Someone, but not me.

I'm sure that it's a good thing that I do not need to be a farmer.

I am the gardener in our household.  Our yard is too minimal for more than one tree, but one we have.  The rest of our dwelling is surrounded by bushes, perennials and whatever annuals I take in to my head to put there.  Low care, heat and drought tolerance are the keys.  If they need attention, they're not likely to get much from me.  And even less from my spouse.  He doesn't come equipped with a green thumb.  More like a green freckle.

One year at the suggestion of my youngest, we turned the sandbox, which had fallen in to neglect from disuse, in to a strawberry field.  No maintenance and we get fruit out of it.  Perfect.

Last year, due to unforeseen unforeseeisms, I never cleaned up the necessary and inevitable mess in the yard.  Too many things going on inside that demanded my attention so the yard just had to wait.  And as spring moved in to summer the dead parts of our perennials became compost.  And I felt good about helping the earth, sort of.  After all, I reasoned, perennials are just that, meant to come up year after year, without help, without nurture, without me.  And one year wouldn't hurt them, would it?  
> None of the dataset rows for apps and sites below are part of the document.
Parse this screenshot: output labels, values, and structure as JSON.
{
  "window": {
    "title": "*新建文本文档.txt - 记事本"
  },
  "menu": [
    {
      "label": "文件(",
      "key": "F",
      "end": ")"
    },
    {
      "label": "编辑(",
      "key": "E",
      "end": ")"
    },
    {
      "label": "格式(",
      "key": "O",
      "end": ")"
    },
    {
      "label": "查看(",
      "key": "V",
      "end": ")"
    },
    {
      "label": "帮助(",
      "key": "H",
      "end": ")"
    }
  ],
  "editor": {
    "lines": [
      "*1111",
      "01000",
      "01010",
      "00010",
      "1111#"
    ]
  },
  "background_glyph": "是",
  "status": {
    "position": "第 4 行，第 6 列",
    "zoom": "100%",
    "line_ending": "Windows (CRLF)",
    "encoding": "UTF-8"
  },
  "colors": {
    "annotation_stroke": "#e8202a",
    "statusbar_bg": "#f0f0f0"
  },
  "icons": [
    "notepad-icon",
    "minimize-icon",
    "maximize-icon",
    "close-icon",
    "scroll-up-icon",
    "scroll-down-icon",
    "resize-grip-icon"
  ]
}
So I forgot they existed.

The rabbits liked it.  For a while.  Dandelions galore.  But then they got large.  I mean really massive.  Like the kind that could eat New York.  But not where my husband mowed the lawn.  Just in my part, the garden.  The rabbits were too frightened to go near them, so bunny dinner they were not.    

That's when I realized I would have to go outside and do something.  

I got out my machete and baseball bat, in case of wild animals, like ginormous beetles.  

After about a half hour I gave up and decided to let them ruin the earth.  Perhaps it would turn in to the Sci-fi thriller, War of the Worlds, where aliens take over after having been planted here ages ago, and then die because they can't handle our germs.  After all, winter will come again and kill everything, including 2 foot tall dandelions.

So what does all of this have to do with baking?  I've been thinking about growing something this year, besides weeds.  Like lavender to put in scones, or our new White Chocolate Dipped Lavender Shortbread.  Things that I would use in my sweets.  And I'm wondering how much protection these plants require.  How often will I have to water and weed them?  What natural fertilizer should I use, how much and how often?  How much sun, or not, do they need?  What soil is best and how large of an area do they need to thrive?  

And what happens to them when I forget they exist?  

That's when I remember how much I love grocery stores and console myself with the fact that I'm helping someone else grow something.  Someone who is not me.  

 White Chocolate Dipped Lavender Shortbread

White Chocolate Dipped Lavender Shortbread